YOUR GOAL = Find the lines of data that contain the string "icon", then list them.

EXTRACTED MATERIAL =
____________

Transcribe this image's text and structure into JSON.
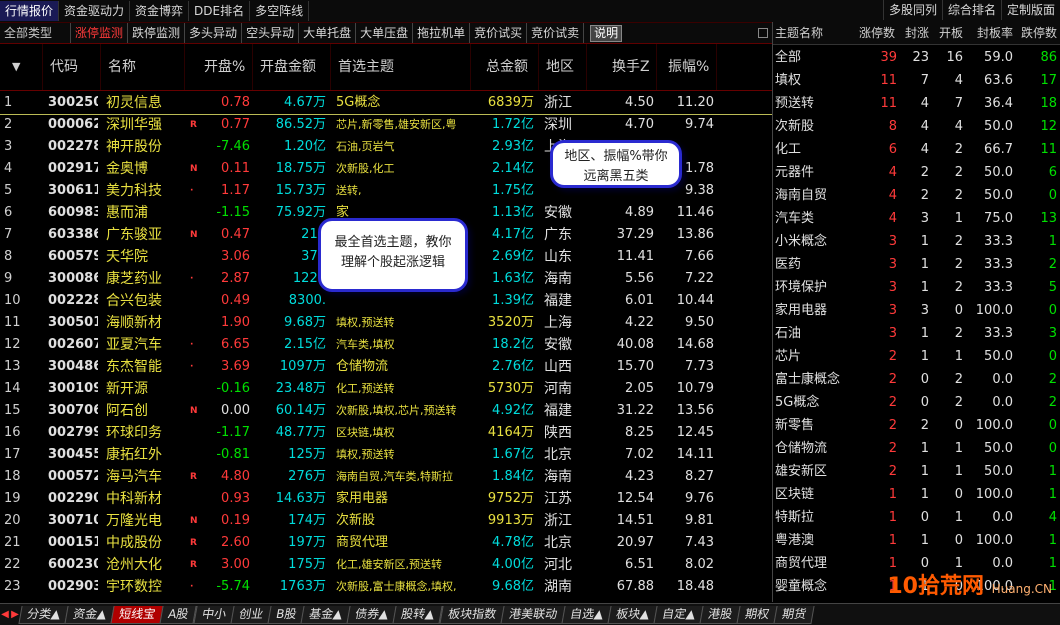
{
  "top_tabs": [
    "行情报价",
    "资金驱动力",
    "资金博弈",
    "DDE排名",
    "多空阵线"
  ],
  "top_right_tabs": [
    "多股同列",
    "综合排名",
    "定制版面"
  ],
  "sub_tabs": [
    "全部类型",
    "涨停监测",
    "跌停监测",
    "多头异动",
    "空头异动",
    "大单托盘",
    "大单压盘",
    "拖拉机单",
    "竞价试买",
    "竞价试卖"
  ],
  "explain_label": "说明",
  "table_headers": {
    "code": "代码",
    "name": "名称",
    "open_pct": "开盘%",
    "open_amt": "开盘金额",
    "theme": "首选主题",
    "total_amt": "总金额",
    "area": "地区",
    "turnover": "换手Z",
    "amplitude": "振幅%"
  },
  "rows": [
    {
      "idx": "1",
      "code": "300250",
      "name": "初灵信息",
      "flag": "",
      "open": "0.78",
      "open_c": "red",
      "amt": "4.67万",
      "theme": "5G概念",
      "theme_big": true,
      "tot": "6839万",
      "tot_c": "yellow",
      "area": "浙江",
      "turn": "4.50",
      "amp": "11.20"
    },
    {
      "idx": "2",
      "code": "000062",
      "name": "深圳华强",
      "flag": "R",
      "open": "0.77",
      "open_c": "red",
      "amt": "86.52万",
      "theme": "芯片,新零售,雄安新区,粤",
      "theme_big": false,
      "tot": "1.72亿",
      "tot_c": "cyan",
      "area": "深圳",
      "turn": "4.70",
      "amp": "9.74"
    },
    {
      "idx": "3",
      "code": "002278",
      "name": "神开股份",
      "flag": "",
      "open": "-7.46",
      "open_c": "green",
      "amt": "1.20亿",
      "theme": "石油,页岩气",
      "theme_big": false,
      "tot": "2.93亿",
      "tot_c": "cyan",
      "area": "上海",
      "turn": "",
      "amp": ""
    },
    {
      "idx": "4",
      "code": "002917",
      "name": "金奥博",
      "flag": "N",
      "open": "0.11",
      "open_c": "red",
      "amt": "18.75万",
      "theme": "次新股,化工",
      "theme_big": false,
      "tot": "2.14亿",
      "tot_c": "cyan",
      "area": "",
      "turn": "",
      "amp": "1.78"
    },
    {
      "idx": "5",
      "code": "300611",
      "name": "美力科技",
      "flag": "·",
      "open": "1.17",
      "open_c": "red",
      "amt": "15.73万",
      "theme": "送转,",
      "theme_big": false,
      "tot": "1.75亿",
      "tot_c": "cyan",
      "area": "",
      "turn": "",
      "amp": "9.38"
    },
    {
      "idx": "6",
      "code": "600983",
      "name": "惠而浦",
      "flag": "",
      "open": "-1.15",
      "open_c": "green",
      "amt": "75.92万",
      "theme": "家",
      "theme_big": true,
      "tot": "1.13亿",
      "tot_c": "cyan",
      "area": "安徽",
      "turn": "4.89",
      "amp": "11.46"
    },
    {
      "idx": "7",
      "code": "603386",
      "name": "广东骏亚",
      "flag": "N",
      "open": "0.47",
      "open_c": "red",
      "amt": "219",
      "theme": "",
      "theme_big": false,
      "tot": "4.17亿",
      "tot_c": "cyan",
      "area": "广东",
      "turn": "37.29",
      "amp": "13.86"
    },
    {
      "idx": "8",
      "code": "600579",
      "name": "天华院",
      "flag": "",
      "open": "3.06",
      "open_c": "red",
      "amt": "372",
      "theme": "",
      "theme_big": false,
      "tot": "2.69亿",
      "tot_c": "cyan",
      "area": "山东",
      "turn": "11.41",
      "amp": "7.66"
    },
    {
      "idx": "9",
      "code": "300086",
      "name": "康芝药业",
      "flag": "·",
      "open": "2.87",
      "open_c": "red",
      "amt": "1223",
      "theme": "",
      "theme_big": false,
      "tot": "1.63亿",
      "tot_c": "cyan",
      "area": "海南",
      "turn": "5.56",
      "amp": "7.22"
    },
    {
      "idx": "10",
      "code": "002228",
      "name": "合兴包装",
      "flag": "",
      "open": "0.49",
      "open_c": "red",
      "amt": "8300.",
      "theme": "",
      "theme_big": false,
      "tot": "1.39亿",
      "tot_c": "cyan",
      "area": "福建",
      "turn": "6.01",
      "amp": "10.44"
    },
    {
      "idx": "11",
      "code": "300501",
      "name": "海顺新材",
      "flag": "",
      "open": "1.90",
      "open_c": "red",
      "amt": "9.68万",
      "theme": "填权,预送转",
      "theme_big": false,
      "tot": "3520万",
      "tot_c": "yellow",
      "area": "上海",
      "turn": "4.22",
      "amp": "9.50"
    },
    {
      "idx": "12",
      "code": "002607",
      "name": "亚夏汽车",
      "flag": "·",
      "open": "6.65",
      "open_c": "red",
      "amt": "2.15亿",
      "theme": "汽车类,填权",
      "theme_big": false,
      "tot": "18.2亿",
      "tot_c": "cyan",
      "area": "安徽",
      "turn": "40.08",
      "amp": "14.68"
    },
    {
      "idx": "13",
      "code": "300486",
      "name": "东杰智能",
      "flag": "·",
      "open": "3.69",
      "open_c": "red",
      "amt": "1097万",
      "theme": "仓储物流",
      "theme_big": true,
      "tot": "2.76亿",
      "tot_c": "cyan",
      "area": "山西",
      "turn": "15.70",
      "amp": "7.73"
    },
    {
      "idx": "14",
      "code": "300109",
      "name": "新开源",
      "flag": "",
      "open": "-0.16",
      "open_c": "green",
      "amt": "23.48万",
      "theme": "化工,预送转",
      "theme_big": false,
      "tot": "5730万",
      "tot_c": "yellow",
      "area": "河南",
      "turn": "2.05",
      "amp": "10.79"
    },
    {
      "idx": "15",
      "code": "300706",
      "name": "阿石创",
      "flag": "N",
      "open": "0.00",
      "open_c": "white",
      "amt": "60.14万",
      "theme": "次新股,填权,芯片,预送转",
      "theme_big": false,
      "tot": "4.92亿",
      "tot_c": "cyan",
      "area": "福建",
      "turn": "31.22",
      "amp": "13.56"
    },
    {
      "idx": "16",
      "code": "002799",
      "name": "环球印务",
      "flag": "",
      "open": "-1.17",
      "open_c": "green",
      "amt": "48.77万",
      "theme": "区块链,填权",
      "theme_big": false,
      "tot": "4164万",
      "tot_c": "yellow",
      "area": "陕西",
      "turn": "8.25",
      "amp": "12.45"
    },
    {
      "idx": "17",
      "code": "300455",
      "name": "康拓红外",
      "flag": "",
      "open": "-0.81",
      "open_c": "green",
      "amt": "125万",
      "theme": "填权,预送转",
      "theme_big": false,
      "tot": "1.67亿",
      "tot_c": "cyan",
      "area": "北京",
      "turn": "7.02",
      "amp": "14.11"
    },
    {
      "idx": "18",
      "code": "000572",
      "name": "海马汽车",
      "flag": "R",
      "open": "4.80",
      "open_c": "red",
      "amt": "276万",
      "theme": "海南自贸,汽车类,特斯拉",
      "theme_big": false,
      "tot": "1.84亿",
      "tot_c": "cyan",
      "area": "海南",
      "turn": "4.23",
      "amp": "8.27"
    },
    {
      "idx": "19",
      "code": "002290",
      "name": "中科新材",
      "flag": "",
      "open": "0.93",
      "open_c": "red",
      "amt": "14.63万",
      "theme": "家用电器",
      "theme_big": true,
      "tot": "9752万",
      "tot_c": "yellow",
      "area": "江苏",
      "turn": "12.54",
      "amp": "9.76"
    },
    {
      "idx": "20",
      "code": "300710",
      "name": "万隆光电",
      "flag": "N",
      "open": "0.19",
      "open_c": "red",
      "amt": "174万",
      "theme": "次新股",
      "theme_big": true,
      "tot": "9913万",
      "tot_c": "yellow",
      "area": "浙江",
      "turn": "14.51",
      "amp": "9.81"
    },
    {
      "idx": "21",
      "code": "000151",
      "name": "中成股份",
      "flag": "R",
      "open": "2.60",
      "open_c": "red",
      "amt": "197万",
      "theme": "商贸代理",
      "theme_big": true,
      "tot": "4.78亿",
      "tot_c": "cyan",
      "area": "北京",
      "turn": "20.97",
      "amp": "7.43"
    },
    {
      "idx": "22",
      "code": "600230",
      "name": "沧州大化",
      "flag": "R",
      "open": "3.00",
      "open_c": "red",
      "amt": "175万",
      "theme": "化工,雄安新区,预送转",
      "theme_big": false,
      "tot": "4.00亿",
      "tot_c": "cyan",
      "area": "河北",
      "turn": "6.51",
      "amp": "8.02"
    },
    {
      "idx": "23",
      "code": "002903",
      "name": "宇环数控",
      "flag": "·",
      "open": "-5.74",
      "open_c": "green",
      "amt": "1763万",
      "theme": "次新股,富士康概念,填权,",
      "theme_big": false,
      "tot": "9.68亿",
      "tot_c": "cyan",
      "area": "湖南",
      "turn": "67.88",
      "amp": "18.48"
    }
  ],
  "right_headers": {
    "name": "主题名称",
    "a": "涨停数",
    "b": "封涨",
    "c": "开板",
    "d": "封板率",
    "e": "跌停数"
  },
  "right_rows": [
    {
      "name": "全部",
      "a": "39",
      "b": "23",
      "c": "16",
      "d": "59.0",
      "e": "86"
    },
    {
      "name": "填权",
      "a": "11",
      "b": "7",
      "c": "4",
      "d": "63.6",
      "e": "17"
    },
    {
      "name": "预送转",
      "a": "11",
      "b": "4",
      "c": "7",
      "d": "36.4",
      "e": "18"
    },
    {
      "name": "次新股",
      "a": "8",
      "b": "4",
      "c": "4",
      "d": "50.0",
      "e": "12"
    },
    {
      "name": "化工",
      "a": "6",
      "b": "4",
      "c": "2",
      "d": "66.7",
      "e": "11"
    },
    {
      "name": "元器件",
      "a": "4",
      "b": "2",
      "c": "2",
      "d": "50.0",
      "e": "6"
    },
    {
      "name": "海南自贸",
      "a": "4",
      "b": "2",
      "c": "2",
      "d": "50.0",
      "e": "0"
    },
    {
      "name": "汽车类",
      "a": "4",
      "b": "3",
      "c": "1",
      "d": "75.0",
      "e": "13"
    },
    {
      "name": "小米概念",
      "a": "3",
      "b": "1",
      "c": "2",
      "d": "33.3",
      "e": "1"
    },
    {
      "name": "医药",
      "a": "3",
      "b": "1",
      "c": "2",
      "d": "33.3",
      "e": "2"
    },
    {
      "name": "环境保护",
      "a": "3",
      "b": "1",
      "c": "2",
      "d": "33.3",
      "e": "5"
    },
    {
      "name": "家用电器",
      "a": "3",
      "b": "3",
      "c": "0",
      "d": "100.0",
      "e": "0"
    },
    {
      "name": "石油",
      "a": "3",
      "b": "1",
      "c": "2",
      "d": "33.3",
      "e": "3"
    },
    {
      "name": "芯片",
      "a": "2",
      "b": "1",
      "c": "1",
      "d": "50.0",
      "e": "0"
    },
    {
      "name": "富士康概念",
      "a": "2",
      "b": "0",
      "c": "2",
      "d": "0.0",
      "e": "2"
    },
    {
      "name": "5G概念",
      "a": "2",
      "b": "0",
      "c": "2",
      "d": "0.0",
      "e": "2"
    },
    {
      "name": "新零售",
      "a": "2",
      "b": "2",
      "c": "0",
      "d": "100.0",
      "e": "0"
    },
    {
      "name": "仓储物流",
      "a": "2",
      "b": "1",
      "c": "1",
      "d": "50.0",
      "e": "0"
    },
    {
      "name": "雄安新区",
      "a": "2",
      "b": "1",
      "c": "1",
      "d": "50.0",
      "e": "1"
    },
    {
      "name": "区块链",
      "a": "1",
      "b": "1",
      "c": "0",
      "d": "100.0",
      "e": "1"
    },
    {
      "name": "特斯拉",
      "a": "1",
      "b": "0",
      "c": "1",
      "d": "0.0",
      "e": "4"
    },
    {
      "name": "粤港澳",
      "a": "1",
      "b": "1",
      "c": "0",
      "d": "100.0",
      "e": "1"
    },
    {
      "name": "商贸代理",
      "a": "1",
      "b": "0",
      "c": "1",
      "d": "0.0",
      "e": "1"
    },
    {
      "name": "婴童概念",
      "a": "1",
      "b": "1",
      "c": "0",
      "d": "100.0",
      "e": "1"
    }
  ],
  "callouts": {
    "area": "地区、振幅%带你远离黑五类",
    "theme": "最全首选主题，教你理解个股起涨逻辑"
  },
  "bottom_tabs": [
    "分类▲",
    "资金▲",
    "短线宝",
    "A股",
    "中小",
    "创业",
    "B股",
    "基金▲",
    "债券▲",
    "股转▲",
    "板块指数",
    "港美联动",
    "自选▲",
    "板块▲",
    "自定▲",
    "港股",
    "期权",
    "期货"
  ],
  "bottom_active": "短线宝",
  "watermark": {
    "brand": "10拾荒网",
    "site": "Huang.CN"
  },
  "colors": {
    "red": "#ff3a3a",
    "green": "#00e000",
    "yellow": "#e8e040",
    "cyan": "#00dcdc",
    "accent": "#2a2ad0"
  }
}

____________

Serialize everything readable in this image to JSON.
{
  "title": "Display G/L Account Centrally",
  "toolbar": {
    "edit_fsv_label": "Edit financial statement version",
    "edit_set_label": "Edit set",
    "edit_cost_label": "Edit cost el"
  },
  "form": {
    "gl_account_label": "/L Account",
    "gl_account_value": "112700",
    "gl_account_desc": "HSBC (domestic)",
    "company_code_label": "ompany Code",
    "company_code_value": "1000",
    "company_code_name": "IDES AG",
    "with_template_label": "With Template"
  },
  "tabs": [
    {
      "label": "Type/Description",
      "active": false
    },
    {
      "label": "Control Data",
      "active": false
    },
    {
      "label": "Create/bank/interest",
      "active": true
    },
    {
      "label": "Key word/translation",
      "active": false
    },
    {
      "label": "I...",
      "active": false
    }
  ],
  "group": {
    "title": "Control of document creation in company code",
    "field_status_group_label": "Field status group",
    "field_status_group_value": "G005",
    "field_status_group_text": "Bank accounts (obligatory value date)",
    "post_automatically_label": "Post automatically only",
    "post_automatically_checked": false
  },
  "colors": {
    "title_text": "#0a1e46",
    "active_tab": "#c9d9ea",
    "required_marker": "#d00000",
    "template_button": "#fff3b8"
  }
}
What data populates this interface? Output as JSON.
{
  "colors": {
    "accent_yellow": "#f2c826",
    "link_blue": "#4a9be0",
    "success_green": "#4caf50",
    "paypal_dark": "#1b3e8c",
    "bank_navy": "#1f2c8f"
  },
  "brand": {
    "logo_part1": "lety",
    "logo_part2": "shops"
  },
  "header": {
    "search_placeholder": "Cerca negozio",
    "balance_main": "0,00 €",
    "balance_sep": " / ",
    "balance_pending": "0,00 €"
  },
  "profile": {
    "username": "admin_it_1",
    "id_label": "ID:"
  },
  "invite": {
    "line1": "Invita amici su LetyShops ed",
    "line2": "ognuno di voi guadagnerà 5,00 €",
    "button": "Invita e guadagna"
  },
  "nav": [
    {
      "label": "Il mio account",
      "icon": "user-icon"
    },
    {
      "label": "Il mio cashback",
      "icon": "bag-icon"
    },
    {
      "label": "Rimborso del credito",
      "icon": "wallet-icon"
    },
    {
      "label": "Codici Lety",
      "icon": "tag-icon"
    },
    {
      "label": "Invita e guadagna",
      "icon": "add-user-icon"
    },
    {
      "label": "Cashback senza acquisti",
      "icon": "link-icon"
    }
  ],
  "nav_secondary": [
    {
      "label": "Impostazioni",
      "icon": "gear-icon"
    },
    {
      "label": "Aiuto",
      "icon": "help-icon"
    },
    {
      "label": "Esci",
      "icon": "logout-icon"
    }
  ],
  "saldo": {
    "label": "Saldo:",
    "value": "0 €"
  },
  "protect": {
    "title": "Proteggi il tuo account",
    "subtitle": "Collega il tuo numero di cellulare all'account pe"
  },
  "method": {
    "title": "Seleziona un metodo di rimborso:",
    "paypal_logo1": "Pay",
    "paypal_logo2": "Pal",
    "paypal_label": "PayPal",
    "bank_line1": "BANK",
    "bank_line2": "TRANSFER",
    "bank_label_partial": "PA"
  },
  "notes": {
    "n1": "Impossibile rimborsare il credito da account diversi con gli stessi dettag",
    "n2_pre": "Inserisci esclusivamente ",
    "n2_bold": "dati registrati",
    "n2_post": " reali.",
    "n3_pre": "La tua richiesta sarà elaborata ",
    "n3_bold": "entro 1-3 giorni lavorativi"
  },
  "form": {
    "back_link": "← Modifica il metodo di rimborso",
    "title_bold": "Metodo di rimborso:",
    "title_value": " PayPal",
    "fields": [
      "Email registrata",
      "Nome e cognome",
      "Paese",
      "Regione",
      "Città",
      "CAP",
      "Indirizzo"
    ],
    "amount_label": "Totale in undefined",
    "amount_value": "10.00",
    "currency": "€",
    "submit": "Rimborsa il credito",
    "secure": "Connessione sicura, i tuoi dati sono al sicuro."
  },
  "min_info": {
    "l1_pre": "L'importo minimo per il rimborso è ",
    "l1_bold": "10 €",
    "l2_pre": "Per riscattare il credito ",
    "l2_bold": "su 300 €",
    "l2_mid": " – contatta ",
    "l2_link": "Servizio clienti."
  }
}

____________

SOLUTION FOR THIS PROBLEM =
      "icon": "user-icon"
      "icon": "bag-icon"
      "icon": "wallet-icon"
      "icon": "tag-icon"
      "icon": "add-user-icon"
      "icon": "link-icon"
      "icon": "gear-icon"
      "icon": "help-icon"
      "icon": "logout-icon"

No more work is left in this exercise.